In my last article, I made the case that Intelligent Processing Mining presents us with the “Easy Button” for generating process intelligence. A key aspect of that argument is the role that process-centric analytics play. Analytic tools help sift, compare, and combine data into an understandable context that facilitates insight into cause and effect. Conventional analytics, when applied to the simpler data sets typically presented by “isolated” process steps, certainly help make information actionable. However, as we shift from simpler use cases to more complex data sets that characterize multi-step business processes, the design and variety of process-optimized analytics become critically important.
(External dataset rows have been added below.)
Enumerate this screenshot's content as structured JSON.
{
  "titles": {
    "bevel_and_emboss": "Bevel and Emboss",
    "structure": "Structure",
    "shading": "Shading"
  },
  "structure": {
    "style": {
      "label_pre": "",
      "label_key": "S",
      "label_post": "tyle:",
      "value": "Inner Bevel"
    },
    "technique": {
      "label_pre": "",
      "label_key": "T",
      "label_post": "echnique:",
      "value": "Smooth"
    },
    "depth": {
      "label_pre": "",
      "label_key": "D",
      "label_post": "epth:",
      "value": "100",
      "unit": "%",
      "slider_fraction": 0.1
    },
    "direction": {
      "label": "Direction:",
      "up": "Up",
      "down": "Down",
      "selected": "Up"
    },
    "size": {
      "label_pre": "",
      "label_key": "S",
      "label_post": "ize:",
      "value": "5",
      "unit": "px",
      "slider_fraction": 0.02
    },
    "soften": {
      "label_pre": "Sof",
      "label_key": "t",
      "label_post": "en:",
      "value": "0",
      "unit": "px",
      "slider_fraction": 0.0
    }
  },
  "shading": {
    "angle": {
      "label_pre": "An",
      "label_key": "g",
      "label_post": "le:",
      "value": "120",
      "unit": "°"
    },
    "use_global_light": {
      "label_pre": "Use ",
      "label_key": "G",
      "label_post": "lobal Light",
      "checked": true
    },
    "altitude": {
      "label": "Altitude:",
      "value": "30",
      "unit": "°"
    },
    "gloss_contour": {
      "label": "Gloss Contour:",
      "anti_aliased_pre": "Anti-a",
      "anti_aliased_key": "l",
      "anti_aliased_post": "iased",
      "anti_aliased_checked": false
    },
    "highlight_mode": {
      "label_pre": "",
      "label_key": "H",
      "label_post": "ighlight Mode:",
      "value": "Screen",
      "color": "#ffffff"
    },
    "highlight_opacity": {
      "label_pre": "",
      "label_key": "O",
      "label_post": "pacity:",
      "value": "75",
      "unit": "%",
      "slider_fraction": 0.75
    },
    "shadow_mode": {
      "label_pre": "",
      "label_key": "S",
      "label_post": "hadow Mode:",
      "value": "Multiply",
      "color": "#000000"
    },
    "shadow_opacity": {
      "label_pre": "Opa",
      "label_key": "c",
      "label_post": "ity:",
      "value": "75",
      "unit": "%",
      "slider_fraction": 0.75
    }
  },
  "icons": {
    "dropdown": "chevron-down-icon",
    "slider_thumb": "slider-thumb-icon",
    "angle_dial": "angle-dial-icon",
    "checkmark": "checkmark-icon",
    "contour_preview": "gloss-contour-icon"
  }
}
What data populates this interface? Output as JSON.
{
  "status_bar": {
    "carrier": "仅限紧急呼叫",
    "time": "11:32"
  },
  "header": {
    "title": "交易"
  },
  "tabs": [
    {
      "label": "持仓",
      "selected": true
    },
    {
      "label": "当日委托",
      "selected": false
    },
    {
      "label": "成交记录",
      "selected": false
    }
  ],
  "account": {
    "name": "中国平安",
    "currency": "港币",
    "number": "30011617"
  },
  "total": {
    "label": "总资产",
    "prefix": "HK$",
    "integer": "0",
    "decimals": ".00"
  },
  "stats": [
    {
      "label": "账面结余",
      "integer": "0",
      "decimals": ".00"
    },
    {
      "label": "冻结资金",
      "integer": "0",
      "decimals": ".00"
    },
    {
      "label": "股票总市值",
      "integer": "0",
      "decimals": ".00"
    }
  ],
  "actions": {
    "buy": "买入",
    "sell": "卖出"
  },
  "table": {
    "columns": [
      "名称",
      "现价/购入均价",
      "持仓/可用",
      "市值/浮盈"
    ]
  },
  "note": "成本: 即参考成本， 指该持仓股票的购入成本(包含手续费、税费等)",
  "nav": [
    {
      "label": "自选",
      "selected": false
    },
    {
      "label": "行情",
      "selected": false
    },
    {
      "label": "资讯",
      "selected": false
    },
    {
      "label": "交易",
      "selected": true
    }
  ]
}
What may not be as evident is that the underlying methodology used to aggregate and organize the data directly affects how easy it will be for analytics to generate the answers you need.
We all share a common idea of what the word “process” means: a series of events, steps, or actions that occur over time, with distinct beginning and end points, that share some common contextual relationship (e.g. they relate to the same order, insurance claim, mortgage application, doctor’s office visit, etc.). Given this common understanding, it makes sense that aggregating and displaying those events in a temporal context – as activities on a timeline if you will – is naturally easier for us to interpret as an end-to-end view of process execution.
Until recently, using accurate, granular data to recreate such a comprehensive digital representation (essentially a process digital twin) for any complex process has been virtually impossible. Why? Well, for one thing, the data associated with various steps or events often resides in multiple systems of record. As it turns out, a timeline methodology allows us to overcome that limitation – extracting disparate event data and recombining it in a logical sequence. The result is an end-end process execution view –something never previously possible! That foundation enables us to build out multiple pillars of unique, sophisticated analytics that don’t require a PhD to understand or use. Timeline Analysis make the magic happen by combining a special sauce of granular activity data, organized across time, in the context of any entity (order, claim, patient visit, etc.) with process-centric analytics. Suddenly answers to questions that use to be very hard (maybe impossible given resource constraints) or time-consuming to obtain become self-evident. That’s Process Intelligence, my friend.
That’s the biggest difference between process mining applications and intelligent processing mining applications – the latter does the heavy lifting for you. What I’m talking about here is that easy button effect I mentioned last time. Creating process intelligence is very similar to creating business intelligence, in that it’s value is directly proportional to how you can slice, dice, and present information to a user. Here’s a specific example: every process mining application can organize event-related data into any number of representative schemas. But comparing those schemas against each other visually to quickly identify or isolate unusual or excessive repetitive steps is not easy. Enter a process intelligence tool called path analysis.
Path analysis employs the same underlying data but enables you to display it in a highly simplified, and completely different way. It combines that view with the frequency/count, duration and cost of these occurrences. Bingo! Now it’s possible for the human eye/brain to immediately recognize unusual patterns. Better yet, with the data presented and organized in this fashion, it’s easy to the next step of simply drilling down into the detail, apply filters to examine very granular specifics of how that instance was executed. I’ve attached a sub 5-minute video snippet that hopefully illustrates my point regarding path analysis:
Another aspect of your organizations’ Process IQ is the ability to monitor process execution, and alert team members so that they can correct in-flight process protocol deviations or least ameliorate their impact. But that’s a subject worthy of its own blog entry — and my next topic.
About the author
Joseph Rayfield is an accomplished business professional with a proven domestic and international track record of delivery in aggressive growth environments. Joe has an extensive background in technology – ranging from Data & Hosting networks through to Enterprise SaaS Software Solutions, most recently spending time focusing on Business Process and Business Intelligence solutions, providing value for Enterprise customers and partners. Joe has worked in senior management positions in EMEA, Asia Pacific and the US – currently focusing on Global Business Development for TimelinePI.